“Glial cells are essential for functionality of the nervous system,” write he researchers. “Growing evidence underscores the importance of astrocytes; however, analogous astroglia in peripheral organs are poorly understood. Using confocal time-lapse imaging, fate mapping, and mutant genesis in a zebrafish model, we identify a neural crest–derived glial cell, termed nexus glia, which utilizes Meteorin signaling via Jak/Stat3 to drive differentiation and regulate heart rate and rhythm.”
“For me the definition of great science is something that you discover that opens up even more questions, and this, I think, is the definition of that,” explained Cody Smith, the Elizabeth and Michael Gallagher Associate Professor in the Department of Biological Sciences, who is also affiliated with the University’s Center for Stem Cells and Regenerative Medicine. “It’s a discovery that now we have 100 questions we didn’t even know existed, so we’re following up on them to explore this path that has never been studied before.”

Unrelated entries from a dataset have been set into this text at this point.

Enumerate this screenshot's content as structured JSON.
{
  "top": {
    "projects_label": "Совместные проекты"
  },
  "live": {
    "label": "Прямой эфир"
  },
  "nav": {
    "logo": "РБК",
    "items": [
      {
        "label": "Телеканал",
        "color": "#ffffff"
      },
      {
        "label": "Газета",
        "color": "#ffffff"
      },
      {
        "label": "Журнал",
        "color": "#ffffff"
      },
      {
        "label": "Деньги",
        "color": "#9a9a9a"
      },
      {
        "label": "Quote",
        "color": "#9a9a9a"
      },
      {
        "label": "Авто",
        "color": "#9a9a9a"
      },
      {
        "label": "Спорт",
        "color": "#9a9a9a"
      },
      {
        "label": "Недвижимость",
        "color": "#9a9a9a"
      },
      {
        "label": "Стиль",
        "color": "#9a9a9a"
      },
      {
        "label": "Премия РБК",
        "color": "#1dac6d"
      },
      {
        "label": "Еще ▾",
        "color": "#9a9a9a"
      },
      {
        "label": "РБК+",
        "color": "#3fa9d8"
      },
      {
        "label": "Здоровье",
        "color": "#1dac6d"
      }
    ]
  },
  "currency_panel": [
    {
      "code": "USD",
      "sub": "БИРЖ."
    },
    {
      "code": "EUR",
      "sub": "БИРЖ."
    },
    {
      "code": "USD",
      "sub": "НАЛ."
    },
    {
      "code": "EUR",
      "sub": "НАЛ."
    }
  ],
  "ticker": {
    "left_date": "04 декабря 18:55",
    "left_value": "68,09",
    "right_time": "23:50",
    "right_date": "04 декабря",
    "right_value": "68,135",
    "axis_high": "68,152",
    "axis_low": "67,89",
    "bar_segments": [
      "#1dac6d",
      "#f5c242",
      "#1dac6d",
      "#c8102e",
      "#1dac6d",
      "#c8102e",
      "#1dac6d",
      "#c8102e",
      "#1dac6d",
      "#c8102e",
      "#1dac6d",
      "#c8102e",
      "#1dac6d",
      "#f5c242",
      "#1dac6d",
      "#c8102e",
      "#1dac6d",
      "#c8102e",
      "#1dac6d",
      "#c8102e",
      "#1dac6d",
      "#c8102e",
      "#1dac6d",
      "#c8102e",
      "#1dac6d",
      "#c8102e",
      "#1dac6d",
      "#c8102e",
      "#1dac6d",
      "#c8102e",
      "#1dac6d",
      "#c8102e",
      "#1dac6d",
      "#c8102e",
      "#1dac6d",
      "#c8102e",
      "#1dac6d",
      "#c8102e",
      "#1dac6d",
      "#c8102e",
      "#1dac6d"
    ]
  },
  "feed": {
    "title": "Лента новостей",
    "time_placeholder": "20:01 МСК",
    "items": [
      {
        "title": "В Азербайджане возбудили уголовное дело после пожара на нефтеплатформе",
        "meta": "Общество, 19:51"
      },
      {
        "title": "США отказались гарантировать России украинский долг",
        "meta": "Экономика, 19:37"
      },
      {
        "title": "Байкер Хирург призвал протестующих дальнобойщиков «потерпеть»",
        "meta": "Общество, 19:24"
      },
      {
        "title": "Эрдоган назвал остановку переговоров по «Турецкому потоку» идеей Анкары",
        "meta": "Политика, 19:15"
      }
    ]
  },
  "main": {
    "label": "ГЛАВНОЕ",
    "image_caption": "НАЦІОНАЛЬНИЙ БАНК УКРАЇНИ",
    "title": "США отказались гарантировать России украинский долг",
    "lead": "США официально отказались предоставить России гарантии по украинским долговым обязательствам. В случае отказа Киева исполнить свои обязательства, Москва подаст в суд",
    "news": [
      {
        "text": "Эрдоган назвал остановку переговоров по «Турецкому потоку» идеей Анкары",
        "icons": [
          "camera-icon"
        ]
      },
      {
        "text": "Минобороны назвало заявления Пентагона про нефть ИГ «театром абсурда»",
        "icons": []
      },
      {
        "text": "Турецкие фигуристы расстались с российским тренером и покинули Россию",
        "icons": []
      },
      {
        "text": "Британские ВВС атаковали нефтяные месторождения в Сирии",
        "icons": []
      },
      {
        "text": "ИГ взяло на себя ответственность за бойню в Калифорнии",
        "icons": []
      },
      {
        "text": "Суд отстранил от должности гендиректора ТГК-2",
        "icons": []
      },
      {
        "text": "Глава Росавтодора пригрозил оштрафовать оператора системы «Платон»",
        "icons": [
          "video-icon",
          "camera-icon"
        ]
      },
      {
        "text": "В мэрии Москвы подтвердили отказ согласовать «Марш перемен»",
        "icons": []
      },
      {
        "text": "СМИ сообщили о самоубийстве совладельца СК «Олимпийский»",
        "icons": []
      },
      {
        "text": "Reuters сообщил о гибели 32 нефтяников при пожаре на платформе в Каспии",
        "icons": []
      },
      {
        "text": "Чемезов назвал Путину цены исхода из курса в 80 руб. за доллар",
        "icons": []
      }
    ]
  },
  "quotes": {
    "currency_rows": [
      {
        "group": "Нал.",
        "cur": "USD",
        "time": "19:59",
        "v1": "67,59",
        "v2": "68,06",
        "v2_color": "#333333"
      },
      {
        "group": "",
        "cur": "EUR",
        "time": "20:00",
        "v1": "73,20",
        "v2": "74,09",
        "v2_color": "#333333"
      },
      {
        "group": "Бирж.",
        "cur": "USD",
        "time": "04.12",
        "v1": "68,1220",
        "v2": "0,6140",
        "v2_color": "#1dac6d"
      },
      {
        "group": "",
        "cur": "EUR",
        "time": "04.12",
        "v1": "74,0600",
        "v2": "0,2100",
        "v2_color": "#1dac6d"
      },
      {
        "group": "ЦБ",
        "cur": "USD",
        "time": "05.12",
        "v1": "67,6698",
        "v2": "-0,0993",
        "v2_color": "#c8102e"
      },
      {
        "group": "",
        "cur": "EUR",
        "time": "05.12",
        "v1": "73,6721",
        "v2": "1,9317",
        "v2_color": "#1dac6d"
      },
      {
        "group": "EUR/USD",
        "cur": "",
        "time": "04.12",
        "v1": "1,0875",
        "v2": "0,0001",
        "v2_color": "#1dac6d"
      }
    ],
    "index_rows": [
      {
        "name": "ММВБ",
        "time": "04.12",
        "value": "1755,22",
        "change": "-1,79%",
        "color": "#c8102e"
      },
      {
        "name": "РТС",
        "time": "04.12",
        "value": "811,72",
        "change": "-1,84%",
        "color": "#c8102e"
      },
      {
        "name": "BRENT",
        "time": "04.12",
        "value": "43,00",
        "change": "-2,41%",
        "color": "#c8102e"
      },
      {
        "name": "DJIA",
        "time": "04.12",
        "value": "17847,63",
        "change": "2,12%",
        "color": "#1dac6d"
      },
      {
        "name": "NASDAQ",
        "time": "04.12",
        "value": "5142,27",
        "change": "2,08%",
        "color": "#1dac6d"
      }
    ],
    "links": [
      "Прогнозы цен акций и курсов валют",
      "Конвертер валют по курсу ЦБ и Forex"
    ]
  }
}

The research team made the discovery of the cells in zebrafish hearts, then confirmed their existence in both mouse and human hearts.
“I thought that if we could find a new cellular piece to the cardiovascular puzzle, it could be foundational for future work,” said Nina Kikel-Coury, first author of the paper and a recent graduate of Smith’s lab.
Kikel-Coury was particularly interested in how these cells factored into a group of medical conditions called dysautonomia, which result from faults in the autonomic nervous system. She has one of the conditions, postural orthostatic tachycardia syndrome (POTS), which causes lightheadedness, fainting and a rapid increase in heart rate.
“We don’t completely know the function of these cells, but the concept that if you get rid of them, heart rates increase, could link it to certain disease cases,” Smith said. “I think these glial cells could play a pretty important role in regulating the heart.
“Further, analysis of single-cell sequencing datasets of human and murine hearts across ages reveals astrocyte-like cells, which we confirm through a multispecies approach. We show that cardiac nexus glia at the outflow tract are critical regulators of both the sympathetic and parasympathetic system. These data establish the crucial role of glia on cardiac homeostasis and provide a description of nexus glia in the PNS.”
“This is another example of how studying basic neurobiology can lead to the understanding of many different disorders,” Smith said. “I’m excited about the future.”